What is needed: Report back every line from the entries below in which the word "true" occurs.

Provided data:

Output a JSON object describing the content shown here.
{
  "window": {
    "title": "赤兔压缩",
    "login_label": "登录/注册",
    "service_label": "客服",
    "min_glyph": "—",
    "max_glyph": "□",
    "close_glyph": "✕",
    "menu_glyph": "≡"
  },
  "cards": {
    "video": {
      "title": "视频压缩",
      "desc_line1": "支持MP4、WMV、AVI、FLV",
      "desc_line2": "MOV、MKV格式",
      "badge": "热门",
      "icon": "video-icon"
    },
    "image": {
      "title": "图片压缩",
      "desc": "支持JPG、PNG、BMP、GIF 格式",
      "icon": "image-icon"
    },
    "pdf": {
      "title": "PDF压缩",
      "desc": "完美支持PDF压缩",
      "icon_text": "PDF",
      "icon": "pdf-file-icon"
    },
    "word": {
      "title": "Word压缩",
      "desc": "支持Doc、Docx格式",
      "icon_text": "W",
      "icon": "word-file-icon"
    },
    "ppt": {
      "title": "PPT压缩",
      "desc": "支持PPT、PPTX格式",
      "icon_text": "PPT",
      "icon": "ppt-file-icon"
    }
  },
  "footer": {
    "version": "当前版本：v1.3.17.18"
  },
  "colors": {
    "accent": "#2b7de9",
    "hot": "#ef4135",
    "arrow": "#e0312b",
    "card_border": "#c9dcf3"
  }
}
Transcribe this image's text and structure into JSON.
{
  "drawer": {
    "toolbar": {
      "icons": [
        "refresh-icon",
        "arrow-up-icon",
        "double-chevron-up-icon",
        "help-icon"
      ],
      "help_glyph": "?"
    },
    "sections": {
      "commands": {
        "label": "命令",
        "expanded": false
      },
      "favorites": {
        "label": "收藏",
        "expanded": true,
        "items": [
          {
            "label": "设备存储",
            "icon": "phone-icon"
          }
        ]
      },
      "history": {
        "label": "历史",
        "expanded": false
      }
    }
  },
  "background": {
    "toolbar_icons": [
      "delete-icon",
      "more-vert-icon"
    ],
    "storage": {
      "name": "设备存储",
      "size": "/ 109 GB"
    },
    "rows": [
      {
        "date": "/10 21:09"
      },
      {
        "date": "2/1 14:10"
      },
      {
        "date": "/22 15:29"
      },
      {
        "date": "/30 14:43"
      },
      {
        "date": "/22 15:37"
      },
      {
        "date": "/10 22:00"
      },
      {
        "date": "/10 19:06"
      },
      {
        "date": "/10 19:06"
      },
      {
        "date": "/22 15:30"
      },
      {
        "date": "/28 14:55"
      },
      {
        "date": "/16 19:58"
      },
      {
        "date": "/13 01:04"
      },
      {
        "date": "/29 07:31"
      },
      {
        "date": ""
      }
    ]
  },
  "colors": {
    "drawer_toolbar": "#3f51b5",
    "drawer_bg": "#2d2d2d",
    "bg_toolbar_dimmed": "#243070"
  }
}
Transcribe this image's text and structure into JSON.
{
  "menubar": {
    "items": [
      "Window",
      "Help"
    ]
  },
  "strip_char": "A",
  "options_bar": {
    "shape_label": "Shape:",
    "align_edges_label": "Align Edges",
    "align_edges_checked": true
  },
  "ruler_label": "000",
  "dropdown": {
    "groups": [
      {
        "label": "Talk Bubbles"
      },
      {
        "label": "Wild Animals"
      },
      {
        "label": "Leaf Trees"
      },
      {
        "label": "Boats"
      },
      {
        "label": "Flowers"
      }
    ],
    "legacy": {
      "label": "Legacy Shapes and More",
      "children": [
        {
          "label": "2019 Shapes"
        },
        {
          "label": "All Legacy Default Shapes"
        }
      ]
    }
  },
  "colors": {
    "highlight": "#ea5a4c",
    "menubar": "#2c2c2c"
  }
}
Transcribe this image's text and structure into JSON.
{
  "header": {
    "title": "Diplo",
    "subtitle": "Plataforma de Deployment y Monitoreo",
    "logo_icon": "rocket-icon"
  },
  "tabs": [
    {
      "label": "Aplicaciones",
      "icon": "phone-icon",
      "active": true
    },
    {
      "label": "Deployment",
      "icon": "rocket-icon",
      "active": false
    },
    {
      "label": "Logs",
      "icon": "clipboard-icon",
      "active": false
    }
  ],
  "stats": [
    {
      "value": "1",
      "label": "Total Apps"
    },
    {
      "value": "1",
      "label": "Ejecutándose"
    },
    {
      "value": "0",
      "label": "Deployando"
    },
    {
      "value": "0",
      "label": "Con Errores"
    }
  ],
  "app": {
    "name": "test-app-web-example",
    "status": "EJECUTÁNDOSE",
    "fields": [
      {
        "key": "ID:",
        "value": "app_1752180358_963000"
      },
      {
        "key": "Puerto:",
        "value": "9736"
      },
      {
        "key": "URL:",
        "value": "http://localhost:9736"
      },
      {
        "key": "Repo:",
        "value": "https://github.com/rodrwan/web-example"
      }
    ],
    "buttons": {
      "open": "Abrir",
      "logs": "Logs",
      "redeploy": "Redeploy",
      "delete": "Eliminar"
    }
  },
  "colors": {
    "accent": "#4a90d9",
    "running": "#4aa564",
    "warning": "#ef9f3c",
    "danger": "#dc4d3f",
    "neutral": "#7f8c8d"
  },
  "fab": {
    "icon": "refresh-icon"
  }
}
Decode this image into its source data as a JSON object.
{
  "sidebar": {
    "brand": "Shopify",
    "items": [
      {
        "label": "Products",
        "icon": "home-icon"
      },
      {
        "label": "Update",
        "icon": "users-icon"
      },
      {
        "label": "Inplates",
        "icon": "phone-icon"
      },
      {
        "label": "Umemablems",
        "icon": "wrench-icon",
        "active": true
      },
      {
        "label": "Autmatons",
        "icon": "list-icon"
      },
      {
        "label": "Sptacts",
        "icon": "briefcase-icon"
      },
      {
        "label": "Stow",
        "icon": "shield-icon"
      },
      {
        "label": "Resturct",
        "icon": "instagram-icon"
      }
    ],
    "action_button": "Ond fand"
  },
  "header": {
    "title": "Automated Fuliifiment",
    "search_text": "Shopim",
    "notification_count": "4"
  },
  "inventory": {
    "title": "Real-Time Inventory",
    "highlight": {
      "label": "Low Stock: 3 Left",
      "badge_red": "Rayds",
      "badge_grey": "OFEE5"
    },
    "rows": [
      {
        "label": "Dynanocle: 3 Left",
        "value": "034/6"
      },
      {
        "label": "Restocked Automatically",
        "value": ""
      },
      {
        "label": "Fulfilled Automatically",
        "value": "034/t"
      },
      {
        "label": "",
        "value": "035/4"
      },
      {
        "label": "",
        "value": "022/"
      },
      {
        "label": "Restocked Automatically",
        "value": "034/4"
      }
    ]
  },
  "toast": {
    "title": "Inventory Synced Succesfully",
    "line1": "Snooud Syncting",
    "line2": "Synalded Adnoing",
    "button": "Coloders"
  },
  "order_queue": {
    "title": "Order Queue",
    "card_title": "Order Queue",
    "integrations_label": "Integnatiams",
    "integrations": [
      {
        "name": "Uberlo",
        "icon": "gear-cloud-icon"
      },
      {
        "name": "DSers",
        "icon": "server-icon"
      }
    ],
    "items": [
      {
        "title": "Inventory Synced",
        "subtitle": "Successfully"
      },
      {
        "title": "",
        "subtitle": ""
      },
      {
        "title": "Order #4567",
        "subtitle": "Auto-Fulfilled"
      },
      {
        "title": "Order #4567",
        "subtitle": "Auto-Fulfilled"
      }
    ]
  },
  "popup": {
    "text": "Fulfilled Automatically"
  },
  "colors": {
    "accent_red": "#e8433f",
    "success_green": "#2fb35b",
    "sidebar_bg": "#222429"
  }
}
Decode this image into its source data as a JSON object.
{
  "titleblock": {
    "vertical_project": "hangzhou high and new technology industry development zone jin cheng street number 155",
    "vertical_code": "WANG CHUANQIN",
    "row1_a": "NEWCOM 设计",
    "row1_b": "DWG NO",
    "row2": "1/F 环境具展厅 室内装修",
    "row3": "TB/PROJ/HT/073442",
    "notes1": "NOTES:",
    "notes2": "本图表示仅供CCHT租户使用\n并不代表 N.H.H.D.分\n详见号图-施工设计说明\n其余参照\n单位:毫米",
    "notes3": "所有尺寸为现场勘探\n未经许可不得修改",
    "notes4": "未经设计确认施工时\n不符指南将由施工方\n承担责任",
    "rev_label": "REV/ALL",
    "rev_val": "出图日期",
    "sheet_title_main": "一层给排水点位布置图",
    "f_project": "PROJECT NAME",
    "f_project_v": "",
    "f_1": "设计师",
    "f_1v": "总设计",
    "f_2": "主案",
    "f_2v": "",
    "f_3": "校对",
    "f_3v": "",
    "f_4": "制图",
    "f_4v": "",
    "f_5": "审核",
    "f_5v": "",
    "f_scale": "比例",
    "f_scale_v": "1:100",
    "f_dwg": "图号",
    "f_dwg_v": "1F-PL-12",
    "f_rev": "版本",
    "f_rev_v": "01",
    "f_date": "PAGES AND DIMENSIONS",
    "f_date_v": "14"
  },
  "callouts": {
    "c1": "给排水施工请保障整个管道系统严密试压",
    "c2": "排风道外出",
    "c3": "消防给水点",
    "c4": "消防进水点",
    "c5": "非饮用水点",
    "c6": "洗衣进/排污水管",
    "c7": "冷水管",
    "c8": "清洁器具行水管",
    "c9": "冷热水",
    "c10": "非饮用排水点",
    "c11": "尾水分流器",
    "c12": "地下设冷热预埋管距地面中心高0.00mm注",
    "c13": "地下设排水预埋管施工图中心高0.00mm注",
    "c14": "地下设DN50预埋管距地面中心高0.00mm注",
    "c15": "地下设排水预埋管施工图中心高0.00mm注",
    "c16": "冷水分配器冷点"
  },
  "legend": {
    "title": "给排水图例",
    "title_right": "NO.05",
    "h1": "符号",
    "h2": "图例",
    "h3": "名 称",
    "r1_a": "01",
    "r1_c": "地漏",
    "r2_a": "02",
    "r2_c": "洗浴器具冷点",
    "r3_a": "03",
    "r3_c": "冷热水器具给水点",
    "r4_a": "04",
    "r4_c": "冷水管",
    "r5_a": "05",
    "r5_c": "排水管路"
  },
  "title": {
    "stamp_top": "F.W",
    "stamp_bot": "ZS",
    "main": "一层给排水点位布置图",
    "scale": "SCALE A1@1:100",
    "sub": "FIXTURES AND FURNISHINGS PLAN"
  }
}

Result of this task:
        "expanded": true,
    "align_edges_checked": true
      "active": true
        "active": true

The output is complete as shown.